Material supplied:

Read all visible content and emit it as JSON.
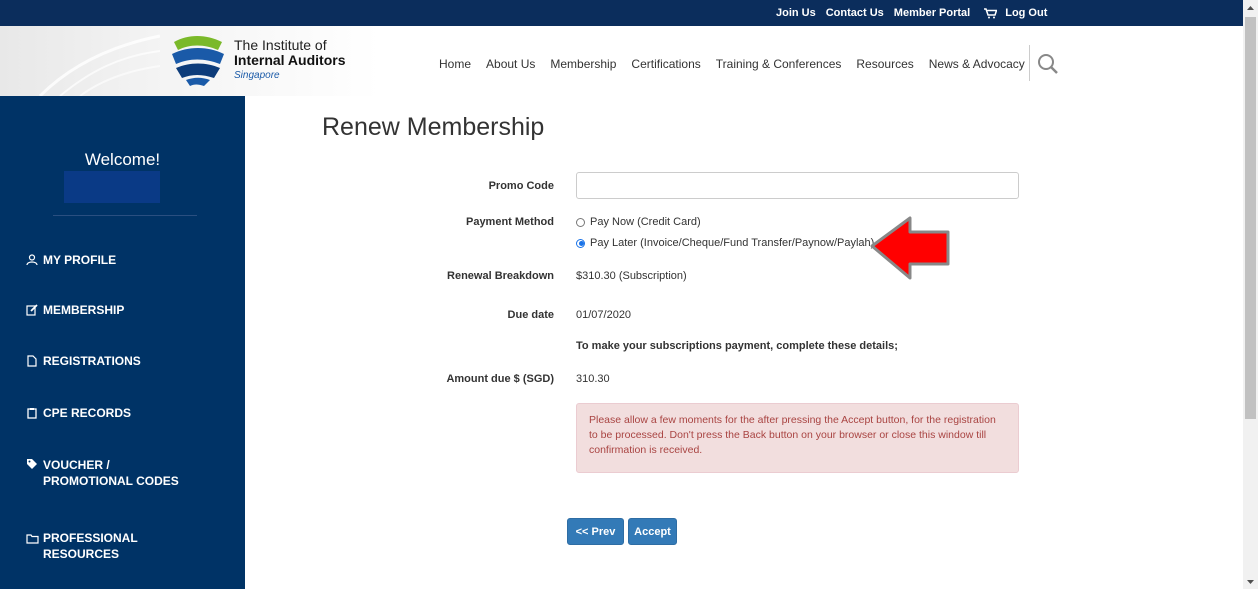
{
  "topbar": {
    "links": [
      "Join Us",
      "Contact Us",
      "Member Portal"
    ],
    "logout": "Log Out"
  },
  "logo": {
    "line1": "The Institute of",
    "line2": "Internal Auditors",
    "line3": "Singapore"
  },
  "nav": [
    "Home",
    "About Us",
    "Membership",
    "Certifications",
    "Training & Conferences",
    "Resources",
    "News & Advocacy"
  ],
  "sidebar": {
    "welcome": "Welcome!",
    "items": [
      {
        "label": "MY PROFILE",
        "icon": "user-icon"
      },
      {
        "label": "MEMBERSHIP",
        "icon": "edit-icon"
      },
      {
        "label": "REGISTRATIONS",
        "icon": "file-icon"
      },
      {
        "label": "CPE RECORDS",
        "icon": "clipboard-icon"
      },
      {
        "label_line1": "VOUCHER /",
        "label_line2": "PROMOTIONAL CODES",
        "icon": "tag-icon"
      },
      {
        "label_line1": "PROFESSIONAL",
        "label_line2": "RESOURCES",
        "icon": "folder-icon"
      }
    ]
  },
  "main": {
    "title": "Renew Membership",
    "promo_label": "Promo Code",
    "promo_value": "",
    "payment_label": "Payment Method",
    "payment_options": [
      {
        "label": "Pay Now (Credit Card)",
        "selected": false
      },
      {
        "label": "Pay Later (Invoice/Cheque/Fund Transfer/Paynow/Paylah)",
        "selected": true
      }
    ],
    "breakdown_label": "Renewal Breakdown",
    "breakdown_value": "$310.30 (Subscription)",
    "due_label": "Due date",
    "due_value": "01/07/2020",
    "instruction": "To make your subscriptions payment, complete these details;",
    "amount_label": "Amount due $ (SGD)",
    "amount_value": "310.30",
    "alert_text": "Please allow a few moments for the after pressing the Accept button, for the registration to be processed. Don't press the Back button on your browser or close this window till confirmation is received.",
    "prev_button": "<< Prev",
    "accept_button": "Accept"
  },
  "colors": {
    "navy": "#003366",
    "topbar": "#0b2d5c",
    "button": "#337ab7",
    "alert_bg": "#f2dede",
    "alert_text": "#a94442",
    "arrow": "#ff0000"
  }
}
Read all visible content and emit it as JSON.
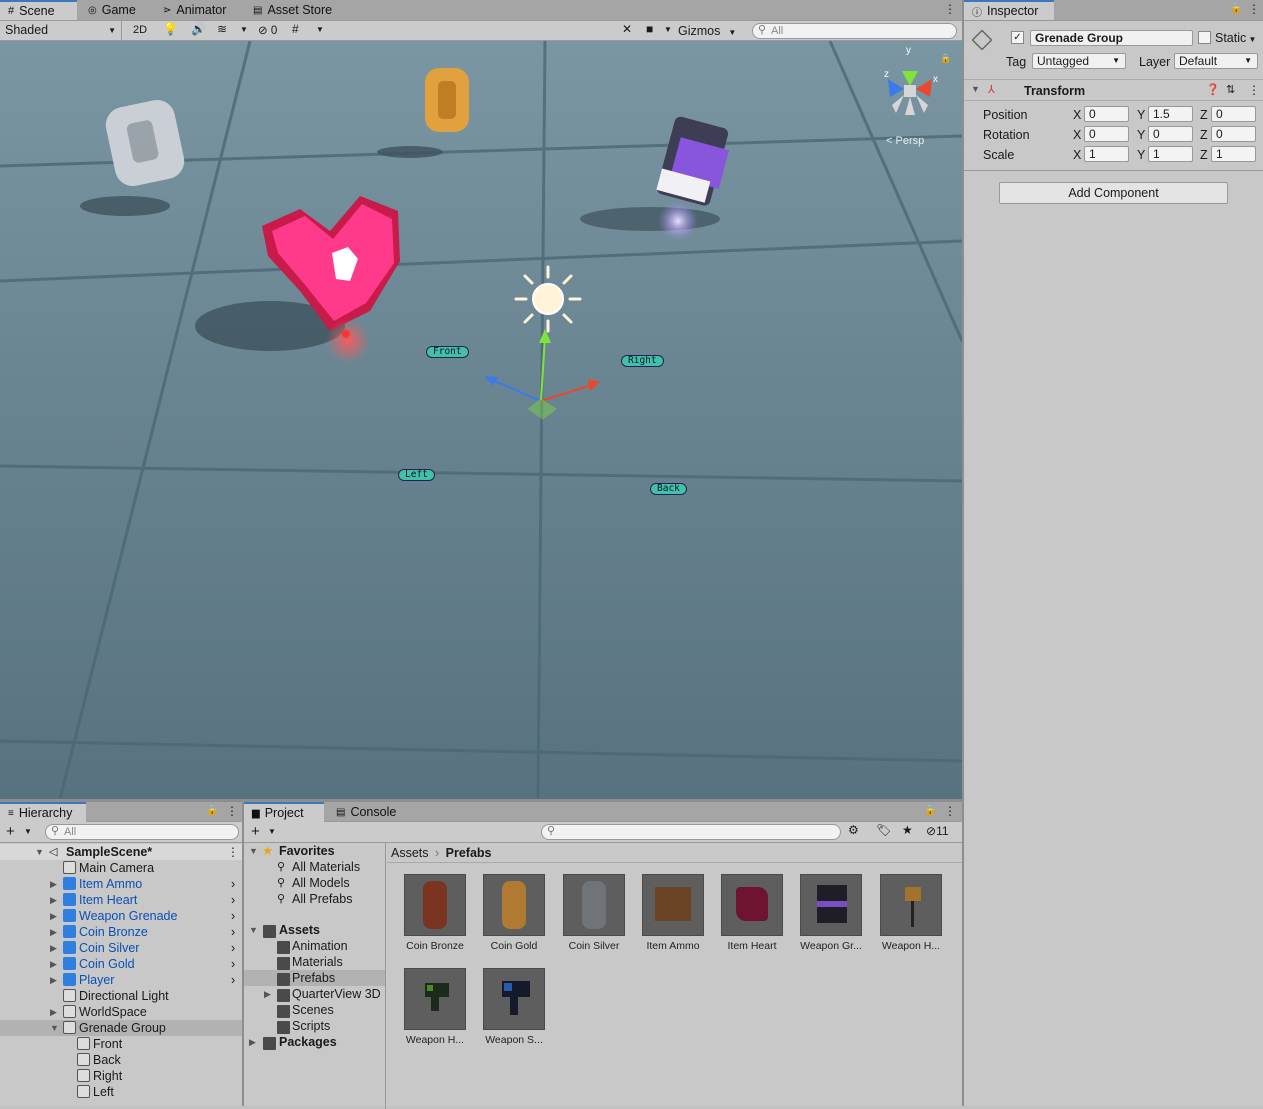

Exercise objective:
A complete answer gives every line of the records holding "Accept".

Result of the exercise:
    "alert_text": "Please allow a few moments for the after pressing the Accept button, for the registration to be processed. Don't press the Back button on your browser or close this window till confirmation is received.",
    "accept_button": "Accept"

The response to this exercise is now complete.